After World War 2, the defeat of Japan necessitated that Taiwan come under the rule of the Republic of China in order to provide stability in the vacuum created by the defeat of the Japanese Empire. The Governor-general of Taiwan arrived October 24, 1945 and the Japanese governor of the island signed the surrender papers and turned the island over the the Republic of China. However, Japan did not renounce its sovereignty over the island until 1952. Many Taiwanese viewed the Japanese rule favorably, because of the economic benefit to the citizens and harbored anti-Chinese sentiment, because they considered the Chinese government to be backwards and corrupt. China's economic mismanagement led to a huge black-market, runaway inflation and food shortages in Taiwan. In addition, Republic of China soldiers were undisciplined and participated in looting, and stealing.
These were the conditions that the people of Taiwan were enduring on February 27, 1947, when the Tobacco Monopoly Board sent armed officers to confiscate contraband tobacco products being sold by a widow named, Lin Jiang-mai. In addition to the contraband, the agents also confiscated her life savings.  As she begged for her savings, a tobacco agent cracked her skull with a pistol. The bystanders rose up and chased the agents from the scene. The crowd already frustrated with Chinese rule, complained to Police and received no response; violence flared. The protest moved to the Governor-general's office where troops opened fire on the unarmed demonstrators killing several.

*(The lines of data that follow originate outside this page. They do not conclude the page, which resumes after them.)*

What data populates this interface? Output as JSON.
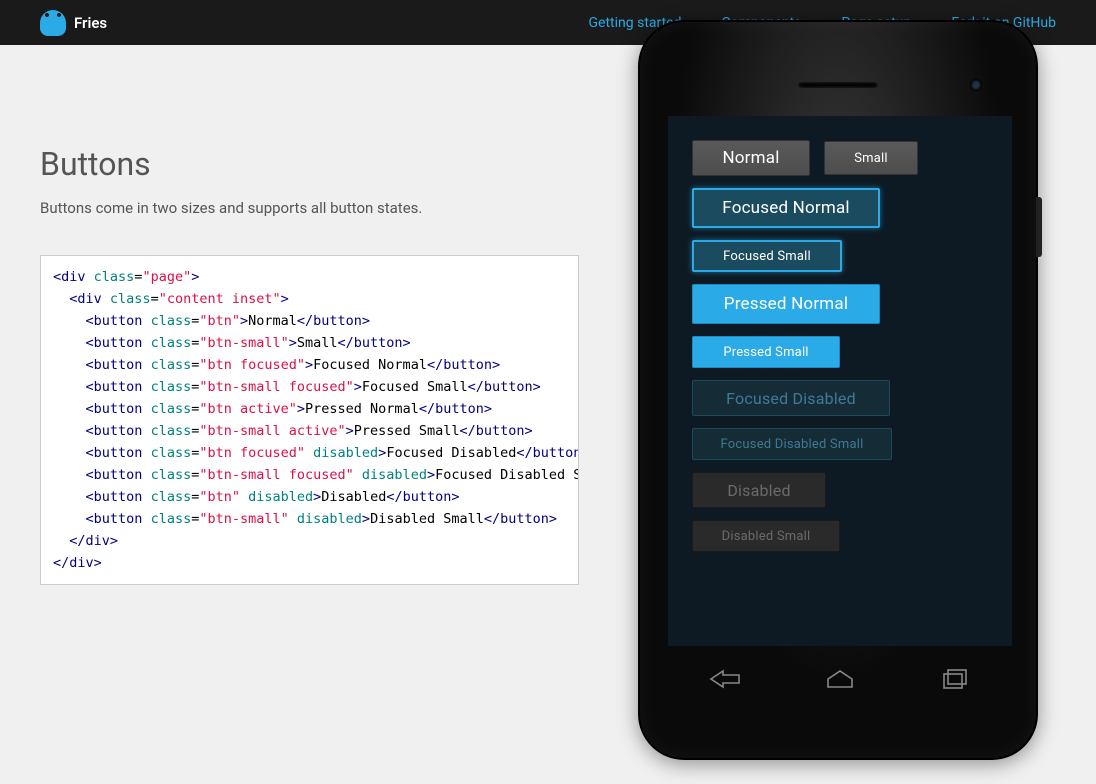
{
  "header": {
    "brand": "Fries",
    "nav": [
      "Getting started",
      "Components",
      "Page setup",
      "Fork it on GitHub"
    ]
  },
  "section": {
    "title": "Buttons",
    "description": "Buttons come in two sizes and supports all button states."
  },
  "code": {
    "lines": [
      {
        "indent": 0,
        "type": "open",
        "tag": "div",
        "attrs": [
          {
            "n": "class",
            "v": "page"
          }
        ]
      },
      {
        "indent": 1,
        "type": "open",
        "tag": "div",
        "attrs": [
          {
            "n": "class",
            "v": "content inset"
          }
        ]
      },
      {
        "indent": 2,
        "type": "el",
        "tag": "button",
        "attrs": [
          {
            "n": "class",
            "v": "btn"
          }
        ],
        "text": "Normal"
      },
      {
        "indent": 2,
        "type": "el",
        "tag": "button",
        "attrs": [
          {
            "n": "class",
            "v": "btn-small"
          }
        ],
        "text": "Small"
      },
      {
        "indent": 2,
        "type": "el",
        "tag": "button",
        "attrs": [
          {
            "n": "class",
            "v": "btn focused"
          }
        ],
        "text": "Focused Normal"
      },
      {
        "indent": 2,
        "type": "el",
        "tag": "button",
        "attrs": [
          {
            "n": "class",
            "v": "btn-small focused"
          }
        ],
        "text": "Focused Small"
      },
      {
        "indent": 2,
        "type": "el",
        "tag": "button",
        "attrs": [
          {
            "n": "class",
            "v": "btn active"
          }
        ],
        "text": "Pressed Normal"
      },
      {
        "indent": 2,
        "type": "el",
        "tag": "button",
        "attrs": [
          {
            "n": "class",
            "v": "btn-small active"
          }
        ],
        "text": "Pressed Small"
      },
      {
        "indent": 2,
        "type": "el",
        "tag": "button",
        "attrs": [
          {
            "n": "class",
            "v": "btn focused"
          }
        ],
        "disabled": true,
        "text": "Focused Disabled"
      },
      {
        "indent": 2,
        "type": "el",
        "tag": "button",
        "attrs": [
          {
            "n": "class",
            "v": "btn-small focused"
          }
        ],
        "disabled": true,
        "text": "Focused Disabled Small"
      },
      {
        "indent": 2,
        "type": "el",
        "tag": "button",
        "attrs": [
          {
            "n": "class",
            "v": "btn"
          }
        ],
        "disabled": true,
        "text": "Disabled"
      },
      {
        "indent": 2,
        "type": "el",
        "tag": "button",
        "attrs": [
          {
            "n": "class",
            "v": "btn-small"
          }
        ],
        "disabled": true,
        "text": "Disabled Small"
      },
      {
        "indent": 1,
        "type": "close",
        "tag": "div"
      },
      {
        "indent": 0,
        "type": "close",
        "tag": "div"
      }
    ]
  },
  "demo_buttons": {
    "normal": "Normal",
    "small": "Small",
    "focused_normal": "Focused Normal",
    "focused_small": "Focused Small",
    "pressed_normal": "Pressed Normal",
    "pressed_small": "Pressed Small",
    "focused_disabled": "Focused Disabled",
    "focused_disabled_small": "Focused Disabled Small",
    "disabled": "Disabled",
    "disabled_small": "Disabled Small"
  }
}
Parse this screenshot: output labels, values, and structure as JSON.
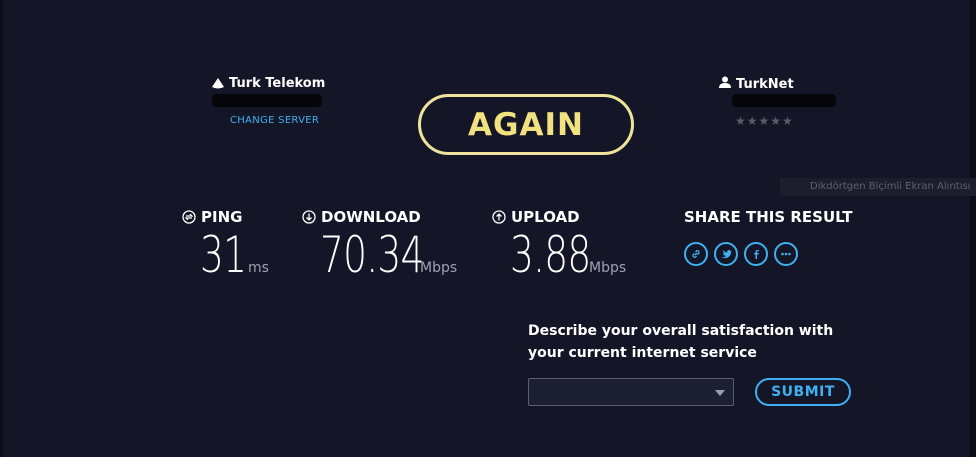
{
  "server": {
    "isp_name": "Turk Telekom",
    "change_server_label": "CHANGE SERVER",
    "host_name": "TurkNet",
    "rating_stars": "★★★★★"
  },
  "again_label": "AGAIN",
  "overlay_tooltip": "Dikdörtgen Biçimli Ekran Alıntısı",
  "metrics": {
    "ping": {
      "label": "PING",
      "value": "31",
      "unit": "ms"
    },
    "download": {
      "label": "DOWNLOAD",
      "value": "70.34",
      "unit": "Mbps"
    },
    "upload": {
      "label": "UPLOAD",
      "value": "3.88",
      "unit": "Mbps"
    }
  },
  "share": {
    "title": "SHARE THIS RESULT",
    "icons": [
      "link-icon",
      "twitter-icon",
      "facebook-icon",
      "more-icon"
    ]
  },
  "survey": {
    "question": "Describe your overall satisfaction with your current internet service",
    "selected_value": "",
    "submit_label": "SUBMIT"
  },
  "colors": {
    "background": "#141628",
    "accent_yellow": "#f2e27f",
    "accent_blue": "#3fb0f0"
  }
}
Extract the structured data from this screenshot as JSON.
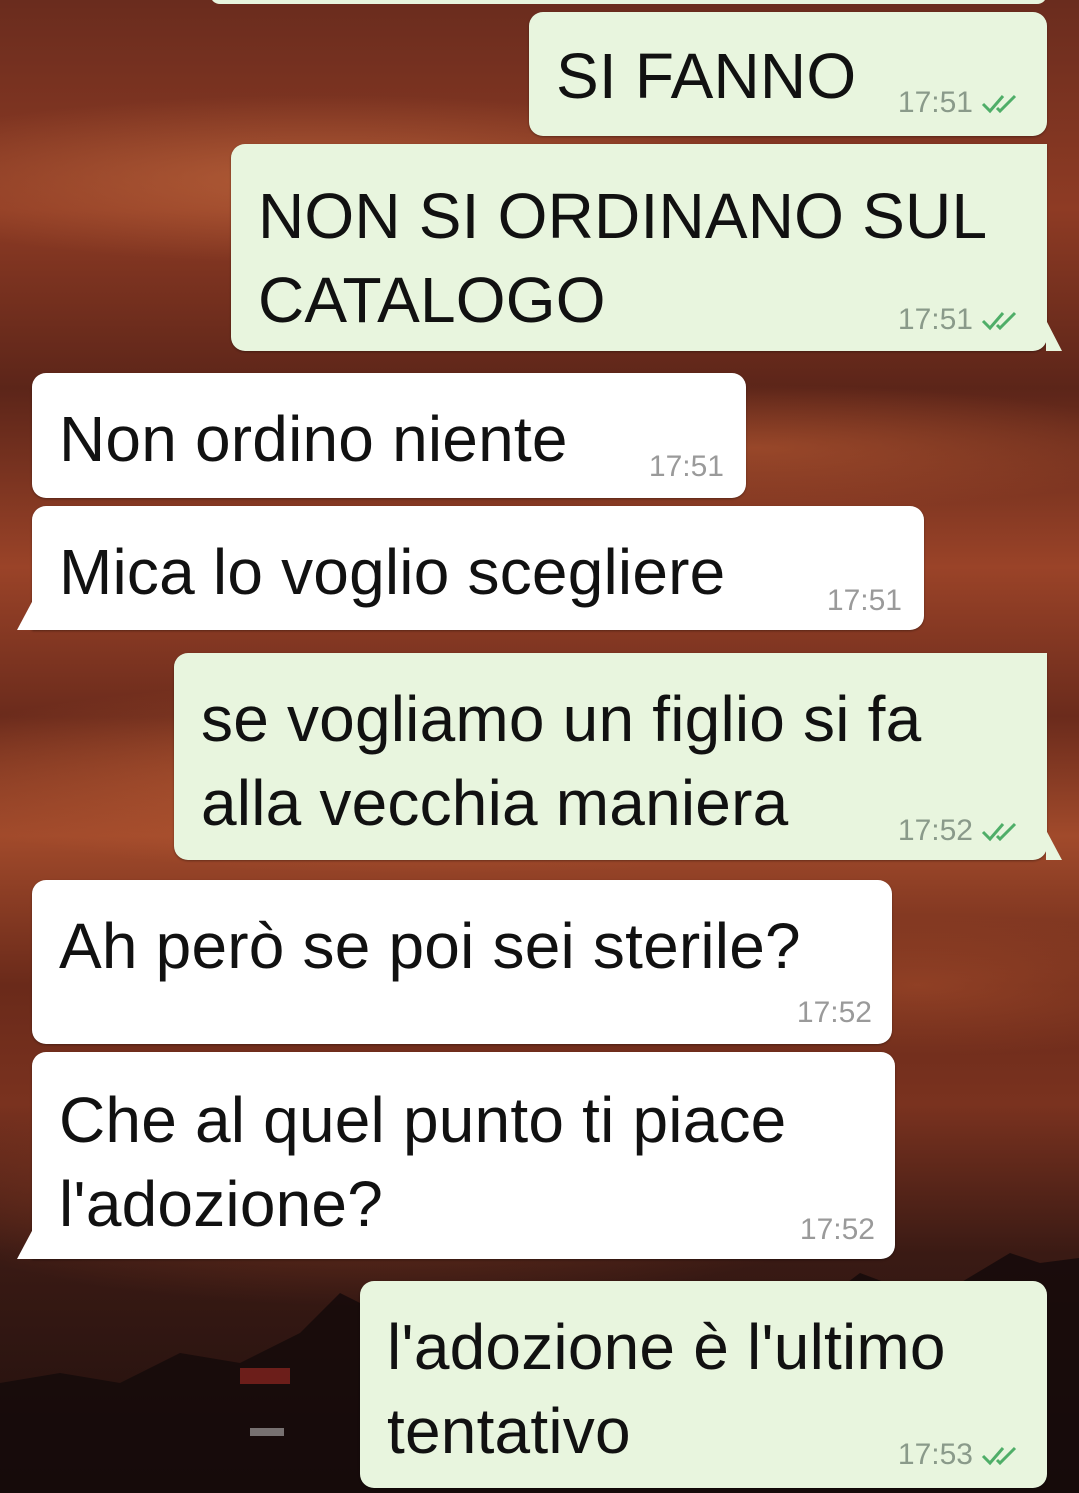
{
  "theme": {
    "outgoing_bubble": "#e8f5de",
    "incoming_bubble": "#ffffff",
    "text_color": "#111111",
    "read_tick_color": "#4fae68"
  },
  "messages": [
    {
      "direction": "outgoing",
      "text": "SI FANNO",
      "time": "17:51",
      "status": "read-ticks-icon"
    },
    {
      "direction": "outgoing",
      "text": "NON SI ORDINANO SUL\nCATALOGO",
      "time": "17:51",
      "status": "read-ticks-icon"
    },
    {
      "direction": "incoming",
      "text": "Non ordino niente",
      "time": "17:51"
    },
    {
      "direction": "incoming",
      "text": "Mica lo voglio scegliere",
      "time": "17:51"
    },
    {
      "direction": "outgoing",
      "text": "se vogliamo un figlio si fa\nalla vecchia maniera",
      "time": "17:52",
      "status": "read-ticks-icon"
    },
    {
      "direction": "incoming",
      "text": "Ah però se poi sei sterile?",
      "time": "17:52"
    },
    {
      "direction": "incoming",
      "text": "Che al quel punto ti piace\nl'adozione?",
      "time": "17:52"
    },
    {
      "direction": "outgoing",
      "text": "l'adozione è l'ultimo\ntentativo",
      "time": "17:53",
      "status": "read-ticks-icon"
    }
  ]
}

On March 29, 1947, The New York Times reported that Republic of China troops arrived in Taiwan, on March 7, under orders of the president of the Republic of China, Chiang Kai Shek, and indulged in three days of killing and looting. The New York Times reporter said that everyone on the street was shot at and that the streets were littered with dead. They reported beheadings, mutilation of bodies and women raped. According to the New York Times 10,000 people were killed.*

Formosa killings are put at 10,000". New York Times, March 29, 1947. http://www.taiwandc.org/hst-1947.htm

Other posts you may be interested in: 

Taiwanese History:  The Chiang Kai Shek Mausoleum
Taiwanese History:  Double Tenth Day
Taiwanese Travelogue:  The Revolutionary Martyr's Shrine